Karen Finley demurely entered the performance area, wearing a 60’s beaded evening gown with an empire waist. Clearing her throat, she requested a glass of wine, which she politely accepted and dashed to the floor with a shriek, beginning the performance. A non-stop barrage of images, characters, emotions and stories were enhance by her actions involving props all around her…a telephone, sliced beets in a can, a dozen ice cream sandwiches, books, spray cans, etc. She made tea with cream and sugar in a handbag…punctuated disturbing accounts of people on the subway by thrusting a fist into a freshly opened can of kidney beans…described depraved obsessions of the insane while inserting various foods and objects into her intimate apparel.
Tea break. Suddenly, as she put the sugar in her tea she imagined her teeth rotting and then she saw the dentist with his hand in her bra playing with her nipple as he drilled. She drank the tea quickly because she saw a huge, pregnant mama roach scurrying up the cabinet. She tried to smash the roach. She really wanted to smash to hell the egg that was protruding from the roach’s swollen carcass.

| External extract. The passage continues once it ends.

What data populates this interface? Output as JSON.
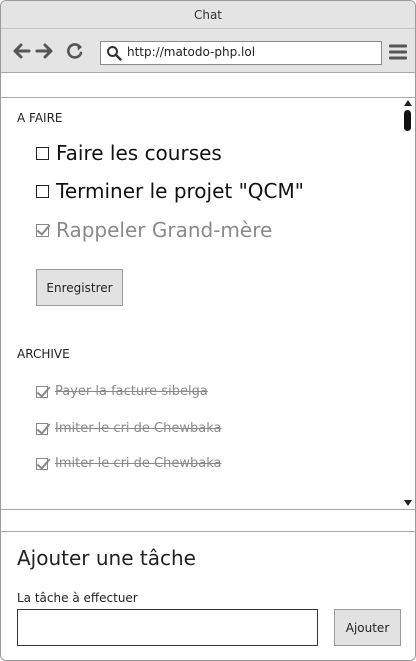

But she couldn’t catch it. It was too fast for her and went past the first, second and third shelves up to the top shelf and you know what happens up there? That is where the nest of bodies, eggs and turds that look like coffee grinds. For years I thought those brown specks were coffee grinds. And sometimes, like on the Wednesday before Thanskgiving at 3:00 a.m., she gets real ambitious and gests the Lysol and disinfectant and cleans the hell out of it…
They’ve infested the entire house. They are everywhere. If only I married an exterminator, if only I invented color filed paintings, if only I was David Salle’s sister, Mel Torme’s son, James Garner’s wife. If my name was only Karen Kennedy. If only we were all in Hawaii – getting big and fat – just getting stoned on Maui Loa Punch. If only my dad didn’t die.
But it wasn’t so much having the PhD in Italian literature that upset her. Oh, no. It was living in Iowa. Living, breathing, sleeping corn. The terminal 20 year old student. The fluorescent lighting… (Finley in Pritikin 1983)